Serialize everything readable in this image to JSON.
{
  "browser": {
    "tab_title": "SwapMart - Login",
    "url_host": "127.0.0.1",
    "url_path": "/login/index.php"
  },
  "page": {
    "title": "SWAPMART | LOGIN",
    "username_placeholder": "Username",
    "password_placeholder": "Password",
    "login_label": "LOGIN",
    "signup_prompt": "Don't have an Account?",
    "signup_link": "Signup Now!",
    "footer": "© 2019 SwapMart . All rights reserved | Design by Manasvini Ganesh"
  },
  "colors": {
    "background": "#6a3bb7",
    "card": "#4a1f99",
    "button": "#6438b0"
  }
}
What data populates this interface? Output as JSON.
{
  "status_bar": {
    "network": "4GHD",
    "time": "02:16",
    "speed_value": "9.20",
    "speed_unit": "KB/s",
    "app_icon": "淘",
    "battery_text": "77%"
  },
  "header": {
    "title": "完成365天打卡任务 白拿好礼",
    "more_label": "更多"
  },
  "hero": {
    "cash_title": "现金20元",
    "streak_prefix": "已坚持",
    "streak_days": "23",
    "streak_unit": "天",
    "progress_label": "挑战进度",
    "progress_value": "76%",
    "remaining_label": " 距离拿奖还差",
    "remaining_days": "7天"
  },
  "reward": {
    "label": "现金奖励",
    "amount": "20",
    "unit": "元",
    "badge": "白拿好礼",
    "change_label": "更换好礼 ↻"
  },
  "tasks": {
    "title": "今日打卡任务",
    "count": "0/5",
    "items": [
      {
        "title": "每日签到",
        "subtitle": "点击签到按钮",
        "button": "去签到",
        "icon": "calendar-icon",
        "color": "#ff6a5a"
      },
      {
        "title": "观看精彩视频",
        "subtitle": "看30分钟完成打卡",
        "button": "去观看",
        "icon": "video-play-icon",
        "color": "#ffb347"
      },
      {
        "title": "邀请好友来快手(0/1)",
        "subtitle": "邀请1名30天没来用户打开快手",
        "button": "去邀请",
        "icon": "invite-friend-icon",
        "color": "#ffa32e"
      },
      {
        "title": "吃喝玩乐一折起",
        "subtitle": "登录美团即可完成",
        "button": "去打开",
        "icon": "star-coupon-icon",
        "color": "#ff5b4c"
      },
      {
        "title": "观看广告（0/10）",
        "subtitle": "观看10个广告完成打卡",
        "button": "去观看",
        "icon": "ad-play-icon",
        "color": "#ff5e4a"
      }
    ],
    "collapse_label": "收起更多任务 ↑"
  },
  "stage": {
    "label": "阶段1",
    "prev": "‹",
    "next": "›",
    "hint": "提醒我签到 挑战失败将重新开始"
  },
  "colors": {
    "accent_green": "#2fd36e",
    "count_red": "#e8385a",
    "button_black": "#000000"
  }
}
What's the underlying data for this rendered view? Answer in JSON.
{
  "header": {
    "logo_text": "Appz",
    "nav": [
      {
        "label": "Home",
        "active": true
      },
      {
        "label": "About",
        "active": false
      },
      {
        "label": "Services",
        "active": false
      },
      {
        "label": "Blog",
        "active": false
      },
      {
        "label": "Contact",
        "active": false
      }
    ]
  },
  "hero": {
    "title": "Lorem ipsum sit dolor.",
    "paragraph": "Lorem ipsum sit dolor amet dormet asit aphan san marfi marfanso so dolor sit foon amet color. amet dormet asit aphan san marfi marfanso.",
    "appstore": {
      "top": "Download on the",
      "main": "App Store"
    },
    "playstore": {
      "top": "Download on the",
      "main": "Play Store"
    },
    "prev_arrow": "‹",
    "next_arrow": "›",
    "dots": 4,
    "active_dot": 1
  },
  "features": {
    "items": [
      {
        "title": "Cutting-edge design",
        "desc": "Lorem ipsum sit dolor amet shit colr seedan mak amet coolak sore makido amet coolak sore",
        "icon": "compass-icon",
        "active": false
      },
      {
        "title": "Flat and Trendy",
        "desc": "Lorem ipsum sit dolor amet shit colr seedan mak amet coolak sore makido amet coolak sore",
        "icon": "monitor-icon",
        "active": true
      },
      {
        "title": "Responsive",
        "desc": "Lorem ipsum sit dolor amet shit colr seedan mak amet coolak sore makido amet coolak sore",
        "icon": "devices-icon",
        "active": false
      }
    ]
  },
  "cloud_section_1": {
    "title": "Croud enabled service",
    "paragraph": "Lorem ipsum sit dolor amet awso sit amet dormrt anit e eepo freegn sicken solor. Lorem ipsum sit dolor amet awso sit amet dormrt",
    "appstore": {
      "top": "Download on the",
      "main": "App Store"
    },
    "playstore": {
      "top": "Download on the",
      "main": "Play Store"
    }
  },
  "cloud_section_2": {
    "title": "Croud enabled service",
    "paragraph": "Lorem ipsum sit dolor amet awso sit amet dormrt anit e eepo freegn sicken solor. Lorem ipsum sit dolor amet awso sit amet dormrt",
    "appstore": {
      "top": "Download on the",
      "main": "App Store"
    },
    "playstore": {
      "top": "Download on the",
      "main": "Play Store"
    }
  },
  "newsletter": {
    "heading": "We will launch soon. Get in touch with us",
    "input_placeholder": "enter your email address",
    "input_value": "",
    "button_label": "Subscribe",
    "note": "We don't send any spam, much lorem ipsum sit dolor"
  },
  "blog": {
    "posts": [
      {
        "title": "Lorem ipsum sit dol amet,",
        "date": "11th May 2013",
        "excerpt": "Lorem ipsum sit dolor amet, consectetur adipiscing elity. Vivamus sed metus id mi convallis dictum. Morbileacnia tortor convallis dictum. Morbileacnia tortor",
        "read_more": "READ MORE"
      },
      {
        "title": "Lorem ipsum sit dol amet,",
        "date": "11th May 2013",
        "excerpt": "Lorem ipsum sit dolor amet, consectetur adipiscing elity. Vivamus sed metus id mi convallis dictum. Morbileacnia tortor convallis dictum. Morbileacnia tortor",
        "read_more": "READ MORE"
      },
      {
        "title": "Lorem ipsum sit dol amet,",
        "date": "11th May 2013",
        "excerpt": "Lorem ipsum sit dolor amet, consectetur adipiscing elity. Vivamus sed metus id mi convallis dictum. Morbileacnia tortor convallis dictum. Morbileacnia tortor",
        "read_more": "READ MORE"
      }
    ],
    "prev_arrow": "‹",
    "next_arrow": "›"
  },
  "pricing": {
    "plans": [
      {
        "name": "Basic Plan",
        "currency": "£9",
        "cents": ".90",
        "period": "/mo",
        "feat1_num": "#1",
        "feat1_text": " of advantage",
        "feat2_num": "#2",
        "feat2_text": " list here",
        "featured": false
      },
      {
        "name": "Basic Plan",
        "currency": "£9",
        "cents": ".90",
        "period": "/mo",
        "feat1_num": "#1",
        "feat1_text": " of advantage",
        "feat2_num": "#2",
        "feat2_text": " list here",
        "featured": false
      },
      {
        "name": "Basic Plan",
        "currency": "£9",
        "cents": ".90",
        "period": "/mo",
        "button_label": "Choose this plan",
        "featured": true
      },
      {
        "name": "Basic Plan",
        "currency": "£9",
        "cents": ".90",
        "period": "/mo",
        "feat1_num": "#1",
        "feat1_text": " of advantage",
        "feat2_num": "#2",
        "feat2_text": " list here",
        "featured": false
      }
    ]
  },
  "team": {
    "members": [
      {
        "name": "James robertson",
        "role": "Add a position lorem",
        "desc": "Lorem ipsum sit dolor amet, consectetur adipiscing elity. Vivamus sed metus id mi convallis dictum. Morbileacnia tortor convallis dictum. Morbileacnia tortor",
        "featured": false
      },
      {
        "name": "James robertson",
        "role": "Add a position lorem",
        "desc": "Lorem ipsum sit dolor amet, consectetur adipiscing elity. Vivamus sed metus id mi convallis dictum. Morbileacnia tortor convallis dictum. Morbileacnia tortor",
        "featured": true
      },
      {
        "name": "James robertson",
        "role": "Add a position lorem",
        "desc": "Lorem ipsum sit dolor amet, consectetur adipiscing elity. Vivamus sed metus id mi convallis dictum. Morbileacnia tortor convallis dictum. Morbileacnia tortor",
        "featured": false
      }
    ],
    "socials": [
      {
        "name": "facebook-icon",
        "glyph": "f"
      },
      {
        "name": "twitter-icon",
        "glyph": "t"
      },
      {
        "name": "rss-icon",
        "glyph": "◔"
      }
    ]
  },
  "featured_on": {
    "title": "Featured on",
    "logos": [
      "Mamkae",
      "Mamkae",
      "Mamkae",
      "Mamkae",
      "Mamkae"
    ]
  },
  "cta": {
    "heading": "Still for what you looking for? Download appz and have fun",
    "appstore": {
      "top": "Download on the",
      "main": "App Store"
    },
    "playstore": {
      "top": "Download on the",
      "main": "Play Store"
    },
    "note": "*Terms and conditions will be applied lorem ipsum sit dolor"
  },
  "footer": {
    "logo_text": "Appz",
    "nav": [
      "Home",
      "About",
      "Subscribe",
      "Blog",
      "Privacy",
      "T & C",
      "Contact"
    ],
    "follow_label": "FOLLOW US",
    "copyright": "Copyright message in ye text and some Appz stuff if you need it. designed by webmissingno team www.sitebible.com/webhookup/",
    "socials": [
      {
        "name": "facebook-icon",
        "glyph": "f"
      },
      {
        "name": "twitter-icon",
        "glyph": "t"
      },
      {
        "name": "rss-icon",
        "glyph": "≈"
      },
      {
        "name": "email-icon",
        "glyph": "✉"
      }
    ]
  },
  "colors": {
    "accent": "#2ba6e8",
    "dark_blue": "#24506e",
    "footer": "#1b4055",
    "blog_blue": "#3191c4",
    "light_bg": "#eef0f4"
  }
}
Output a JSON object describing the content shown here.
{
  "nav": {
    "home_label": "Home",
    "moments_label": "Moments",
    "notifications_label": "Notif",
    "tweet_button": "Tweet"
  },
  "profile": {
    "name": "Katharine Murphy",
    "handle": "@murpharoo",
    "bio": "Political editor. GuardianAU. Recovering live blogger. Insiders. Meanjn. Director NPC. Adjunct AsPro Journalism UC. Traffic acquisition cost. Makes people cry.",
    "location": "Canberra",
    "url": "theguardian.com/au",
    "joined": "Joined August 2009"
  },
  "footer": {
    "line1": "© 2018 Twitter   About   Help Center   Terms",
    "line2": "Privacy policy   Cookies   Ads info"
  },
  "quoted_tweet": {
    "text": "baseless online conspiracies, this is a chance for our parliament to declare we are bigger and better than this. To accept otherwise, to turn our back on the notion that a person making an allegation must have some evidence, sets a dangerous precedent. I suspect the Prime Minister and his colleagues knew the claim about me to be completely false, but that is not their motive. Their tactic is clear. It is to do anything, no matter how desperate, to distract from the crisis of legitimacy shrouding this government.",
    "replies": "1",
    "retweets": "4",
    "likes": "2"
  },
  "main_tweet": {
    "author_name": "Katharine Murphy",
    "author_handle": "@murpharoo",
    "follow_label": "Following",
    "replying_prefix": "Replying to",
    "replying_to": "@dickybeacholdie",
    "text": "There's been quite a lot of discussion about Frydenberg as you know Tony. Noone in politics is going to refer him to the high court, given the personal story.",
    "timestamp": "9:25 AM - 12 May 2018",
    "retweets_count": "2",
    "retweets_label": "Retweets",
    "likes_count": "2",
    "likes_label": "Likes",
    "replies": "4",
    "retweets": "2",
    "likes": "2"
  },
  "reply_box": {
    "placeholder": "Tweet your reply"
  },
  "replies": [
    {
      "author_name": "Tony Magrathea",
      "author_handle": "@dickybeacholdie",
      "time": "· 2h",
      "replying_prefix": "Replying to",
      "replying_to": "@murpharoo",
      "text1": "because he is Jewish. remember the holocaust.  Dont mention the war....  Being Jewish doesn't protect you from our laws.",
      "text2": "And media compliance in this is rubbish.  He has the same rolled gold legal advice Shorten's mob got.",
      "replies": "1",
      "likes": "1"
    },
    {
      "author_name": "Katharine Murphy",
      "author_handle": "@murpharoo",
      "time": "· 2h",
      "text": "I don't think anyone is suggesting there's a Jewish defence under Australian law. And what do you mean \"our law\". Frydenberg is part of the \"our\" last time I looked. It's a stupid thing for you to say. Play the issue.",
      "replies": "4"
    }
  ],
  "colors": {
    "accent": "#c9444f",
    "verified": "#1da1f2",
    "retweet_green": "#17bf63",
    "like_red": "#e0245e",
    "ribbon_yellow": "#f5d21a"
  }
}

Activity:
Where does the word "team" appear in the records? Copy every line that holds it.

Response to the task:
  "team": {
    "copyright": "Copyright message in ye text and some Appz stuff if you need it. designed by webmissingno team www.sitebible.com/webhookup/",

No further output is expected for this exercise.